Purpose: This study aimed to develop and test a measure of real-time continuous speech understanding to be used with natural dialogues.

Method: The measure was based on a category monitoring paradigm and employed five existing recordings of natural dialogues from which the different test categories and associated target words were derived. For each dialogue, a listener was first given a semantic category and asked to press a button as quickly as possible whenever they heard an instance of the category. We tested 63 younger adults, using five semantic categories (family, media, season, temperature, and travel) at three noise levels (in quiet, 0 dB, and −5 dB signal-to-noise ratio [SNR]). Performance was measured in terms of accuracy and response time.

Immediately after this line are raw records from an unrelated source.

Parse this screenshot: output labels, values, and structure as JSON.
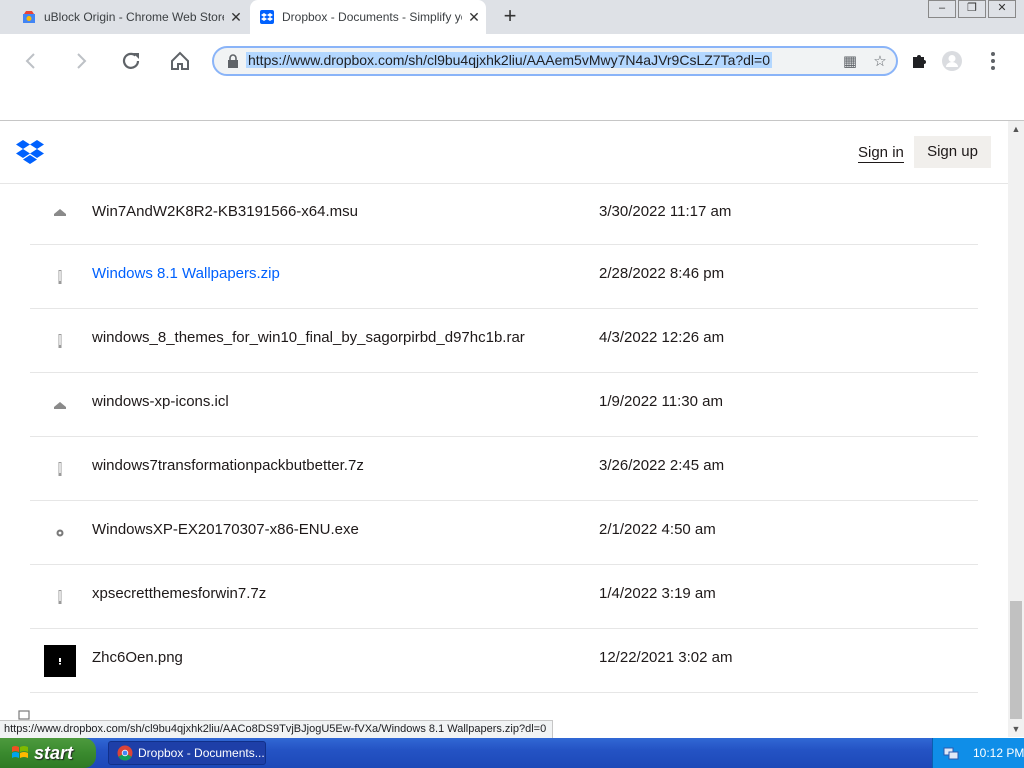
{
  "browser": {
    "tabs": [
      {
        "title": "uBlock Origin - Chrome Web Store",
        "active": false
      },
      {
        "title": "Dropbox - Documents - Simplify your",
        "active": true
      }
    ],
    "new_tab": "+",
    "window_buttons": {
      "minimize": "‒",
      "restore": "❐",
      "close": "✕"
    },
    "url": "https://www.dropbox.com/sh/cl9bu4qjxhk2liu/AAAem5vMwy7N4aJVr9CsLZ7Ta?dl=0",
    "status_url": "https://www.dropbox.com/sh/cl9bu4qjxhk2liu/AACo8DS9TvjBJjogU5Ew-fVXa/Windows 8.1 Wallpapers.zip?dl=0"
  },
  "header": {
    "sign_in": "Sign in",
    "sign_up": "Sign up"
  },
  "files": [
    {
      "name": "Win7AndW2K8R2-KB3191566-x64.msu",
      "date": "3/30/2022 11:17 am",
      "icon": "package-icon"
    },
    {
      "name": "Windows 8.1 Wallpapers.zip",
      "date": "2/28/2022 8:46 pm",
      "icon": "archive-icon",
      "hovered": true
    },
    {
      "name": "windows_8_themes_for_win10_final_by_sagorpirbd_d97hc1b.rar",
      "date": "4/3/2022 12:26 am",
      "icon": "archive-icon"
    },
    {
      "name": "windows-xp-icons.icl",
      "date": "1/9/2022 11:30 am",
      "icon": "package-icon"
    },
    {
      "name": "windows7transformationpackbutbetter.7z",
      "date": "3/26/2022 2:45 am",
      "icon": "archive-icon"
    },
    {
      "name": "WindowsXP-EX20170307-x86-ENU.exe",
      "date": "2/1/2022 4:50 am",
      "icon": "gear-icon"
    },
    {
      "name": "xpsecretthemesforwin7.7z",
      "date": "1/4/2022 3:19 am",
      "icon": "archive-icon"
    },
    {
      "name": "Zhc6Oen.png",
      "date": "12/22/2021 3:02 am",
      "icon": "image-thumbnail-icon"
    }
  ],
  "taskbar": {
    "start_label": "start",
    "task_label": "Dropbox - Documents...",
    "clock": "10:12 PM"
  },
  "colors": {
    "link_blue": "#0061fe",
    "dropbox_blue": "#0061fe",
    "xp_taskbar": "#2453c4",
    "xp_start_green": "#3a8a2e"
  }
}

Results: The results showed clear differences between the three noise conditions regardless of the semantic category. The peak of the response distribution was highest and earliest for the quiet condition and was reduced with decreasing SNR. The responses varied across categories, reflecting differences in the complexity of a given category or the typicality of the association between target words and their category. Broad categories and/or target words that were less directly associated with their category had decreased hit rates and increased response times.

Conclusion: The results were discussed in terms of the sensitivity (hit rate) of the performance measure, as well as whether it picked up higher level semantic, context, and discourse properties of the dialogues.

Supplemental Material S1. Target word properties.

Buchholz, J. M., Davis, C., Beadle, J., & Kim, J. (2022). Developing a real-time test to investigate conversational speech understanding. Journal of Speech, Language, and Hearing Research. Advance online publication.


The first author acknowledges the support from Sonova. The second and the corresponding authors were supported by the Australian Research Council (DP 200102188).